M986.286.111 | Free Trade
Aislin (alias Terry Mosher)
October 1, 1985, 20th century
Ink and felt pen on paper
26.7 x 18.9 cm
Gift of Ms. Iona Monahan
© McCord Museum
Keywords: Canada (139) , Canada-United States (39) , Cartoon (19139) , Diplomatic relations (484) , Drawing (18637) , drawing (18379) , Economy (211) , International relations (233) , Miscellaneous (70) , Political stakes (346) , politics (10928) , Politics (1624) , United States (177)
Keys to History
The two hands represent the two countries negotiating the Free Trade Agreement, the United States and Canada.

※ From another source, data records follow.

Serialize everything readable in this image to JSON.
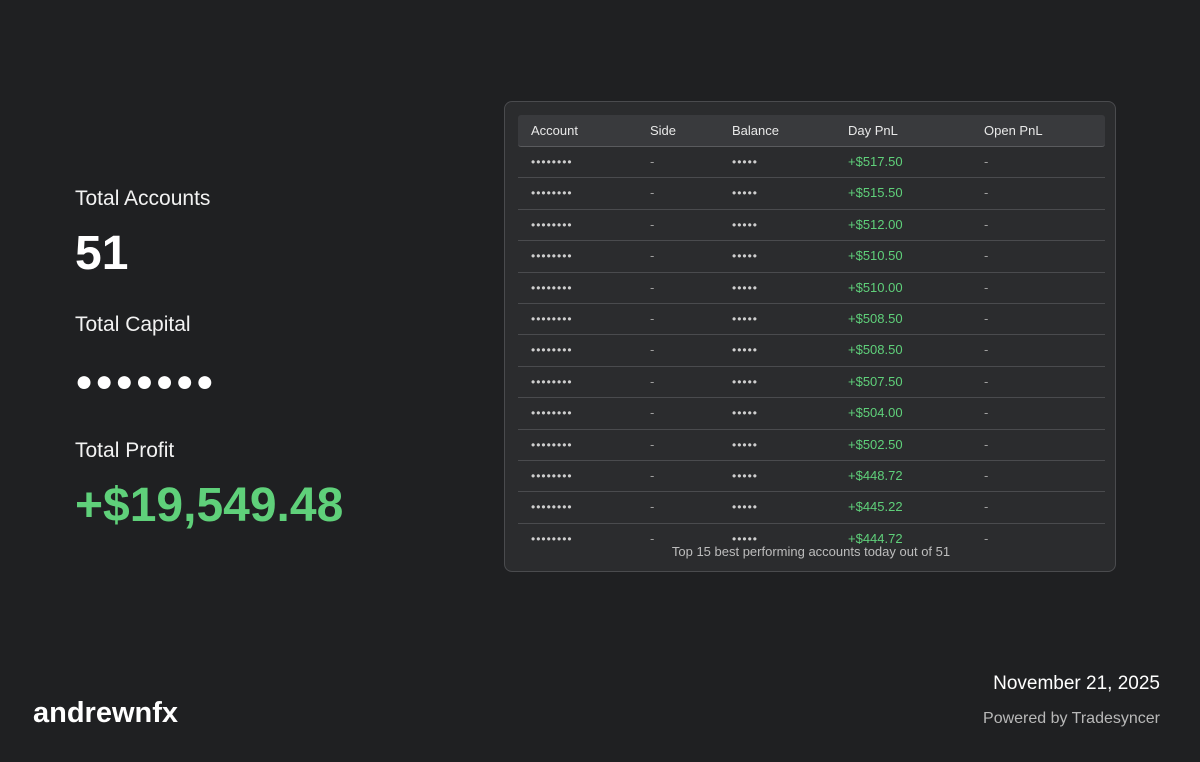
{
  "stats": {
    "accounts_label": "Total Accounts",
    "accounts_value": "51",
    "capital_label": "Total Capital",
    "capital_value": "●●●●●●●",
    "profit_label": "Total Profit",
    "profit_value": "+$19,549.48",
    "profit_color": "#5fd07a"
  },
  "table": {
    "columns": [
      "Account",
      "Side",
      "Balance",
      "Day PnL",
      "Open PnL"
    ],
    "rows": [
      {
        "account": "••••••••",
        "side": "-",
        "balance": "•••••",
        "day_pnl": "+$517.50",
        "open_pnl": "-"
      },
      {
        "account": "••••••••",
        "side": "-",
        "balance": "•••••",
        "day_pnl": "+$515.50",
        "open_pnl": "-"
      },
      {
        "account": "••••••••",
        "side": "-",
        "balance": "•••••",
        "day_pnl": "+$512.00",
        "open_pnl": "-"
      },
      {
        "account": "••••••••",
        "side": "-",
        "balance": "•••••",
        "day_pnl": "+$510.50",
        "open_pnl": "-"
      },
      {
        "account": "••••••••",
        "side": "-",
        "balance": "•••••",
        "day_pnl": "+$510.00",
        "open_pnl": "-"
      },
      {
        "account": "••••••••",
        "side": "-",
        "balance": "•••••",
        "day_pnl": "+$508.50",
        "open_pnl": "-"
      },
      {
        "account": "••••••••",
        "side": "-",
        "balance": "•••••",
        "day_pnl": "+$508.50",
        "open_pnl": "-"
      },
      {
        "account": "••••••••",
        "side": "-",
        "balance": "•••••",
        "day_pnl": "+$507.50",
        "open_pnl": "-"
      },
      {
        "account": "••••••••",
        "side": "-",
        "balance": "•••••",
        "day_pnl": "+$504.00",
        "open_pnl": "-"
      },
      {
        "account": "••••••••",
        "side": "-",
        "balance": "•••••",
        "day_pnl": "+$502.50",
        "open_pnl": "-"
      },
      {
        "account": "••••••••",
        "side": "-",
        "balance": "•••••",
        "day_pnl": "+$448.72",
        "open_pnl": "-"
      },
      {
        "account": "••••••••",
        "side": "-",
        "balance": "•••••",
        "day_pnl": "+$445.22",
        "open_pnl": "-"
      },
      {
        "account": "••••••••",
        "side": "-",
        "balance": "•••••",
        "day_pnl": "+$444.72",
        "open_pnl": "-"
      }
    ],
    "caption": "Top 15 best performing accounts today out of 51"
  },
  "footer": {
    "username": "andrewnfx",
    "date": "November 21, 2025",
    "powered_by": "Powered by Tradesyncer"
  },
  "colors": {
    "background": "#1f2022",
    "panel": "#2b2c2e",
    "header": "#393a3d",
    "positive": "#5fd07a"
  }
}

The difference in size symbolizes their respective demographic and economic weights as well as Canadians' fears that free trade would give Americans too much influence over Canadian affairs.

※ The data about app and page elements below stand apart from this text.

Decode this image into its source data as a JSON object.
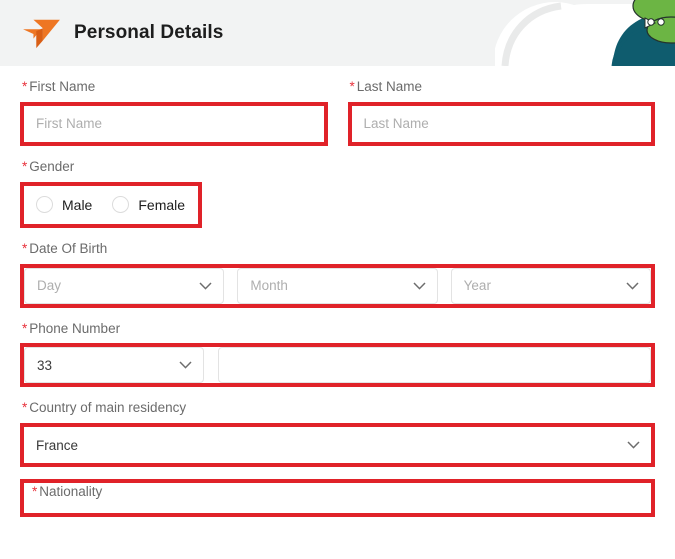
{
  "header": {
    "title": "Personal Details",
    "logo_icon": "arrow-logo-icon",
    "logo_color": "#EE7623",
    "background": "#F2F3F3",
    "art_icon": "decorative-illustration"
  },
  "theme": {
    "highlight_color": "#E02229",
    "required_marker": "*",
    "label_color": "#6B6B6B",
    "placeholder_color": "#AEAEAE"
  },
  "form": {
    "first_name": {
      "label": "First Name",
      "placeholder": "First Name",
      "value": ""
    },
    "last_name": {
      "label": "Last Name",
      "placeholder": "Last Name",
      "value": ""
    },
    "gender": {
      "label": "Gender",
      "options": [
        {
          "label": "Male",
          "selected": false
        },
        {
          "label": "Female",
          "selected": false
        }
      ]
    },
    "date_of_birth": {
      "label": "Date Of Birth",
      "day": {
        "placeholder": "Day",
        "value": ""
      },
      "month": {
        "placeholder": "Month",
        "value": ""
      },
      "year": {
        "placeholder": "Year",
        "value": ""
      }
    },
    "phone_number": {
      "label": "Phone Number",
      "country_code": "33",
      "number": ""
    },
    "country_of_residency": {
      "label": "Country of main residency",
      "value": "France"
    },
    "nationality": {
      "label": "Nationality",
      "value": ""
    }
  }
}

The Government of Canada's decision to negotiate the agreement sparked fierce reactions. The proponents of the agreement pointed to its economic benefits, while its opponents saw it as a threat to Canadian sovereignty.
The Free Trade Agreement was reached between Canada and its southern neighbour, the United States of America.

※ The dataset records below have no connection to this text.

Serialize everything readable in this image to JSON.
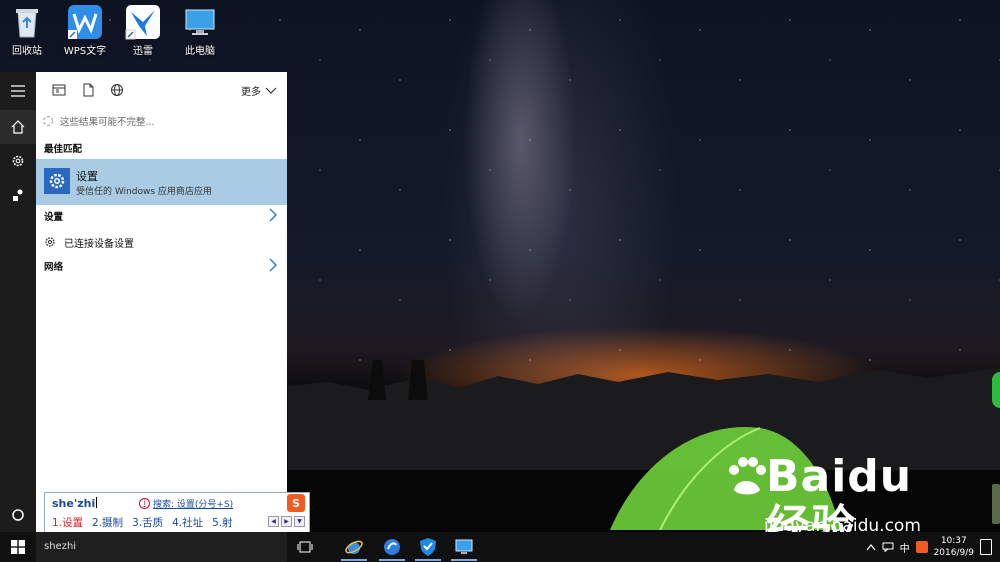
{
  "desktop": {
    "icons": [
      {
        "label": "回收站",
        "icon": "recycle-bin-icon"
      },
      {
        "label": "WPS文字",
        "icon": "wps-writer-icon"
      },
      {
        "label": "迅雷",
        "icon": "xunlei-icon"
      },
      {
        "label": "此电脑",
        "icon": "this-pc-icon"
      }
    ]
  },
  "start_rail": {
    "items": [
      {
        "name": "menu",
        "icon": "hamburger-icon"
      },
      {
        "name": "home",
        "icon": "home-icon"
      },
      {
        "name": "settings",
        "icon": "gear-icon"
      },
      {
        "name": "feedback",
        "icon": "feedback-icon"
      },
      {
        "name": "cortana",
        "icon": "cortana-circle-icon"
      }
    ]
  },
  "search_panel": {
    "toolbar": {
      "filters": [
        "apps-icon",
        "documents-icon",
        "web-icon"
      ],
      "more_label": "更多"
    },
    "notice": "这些结果可能不完整...",
    "best_match_heading": "最佳匹配",
    "best_match": {
      "title": "设置",
      "subtitle": "受信任的 Windows 应用商店应用",
      "icon": "gear-icon"
    },
    "group_settings": "设置",
    "result_item": "已连接设备设置",
    "group_network": "网络"
  },
  "ime": {
    "input": "she'zhi",
    "hint": "搜索: 设置(分号+S)",
    "candidates": [
      "1.设置",
      "2.摄制",
      "3.舌质",
      "4.社址",
      "5.射"
    ],
    "logo": "S"
  },
  "taskbar": {
    "search_text": "shezhi",
    "apps": [
      "task-view-icon",
      "ie-icon",
      "sogou-browser-icon",
      "shield-icon",
      "monitor-icon"
    ],
    "tray": {
      "ime_lang": "中",
      "time": "10:37",
      "date": "2016/9/9"
    }
  },
  "watermark": {
    "brand": "Baidu经验",
    "url": "jingyan.baidu.com"
  }
}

The Free Trade Agreement was passed by the House of Commons on August 31, 1988. It was the main issue of the general election of November 21, 1988, and came into force on December 31, 1988.
The two politicians associated with the agreement were Canadian Prime Minister Brian Mulroney and U.S. President Ronald Reagan.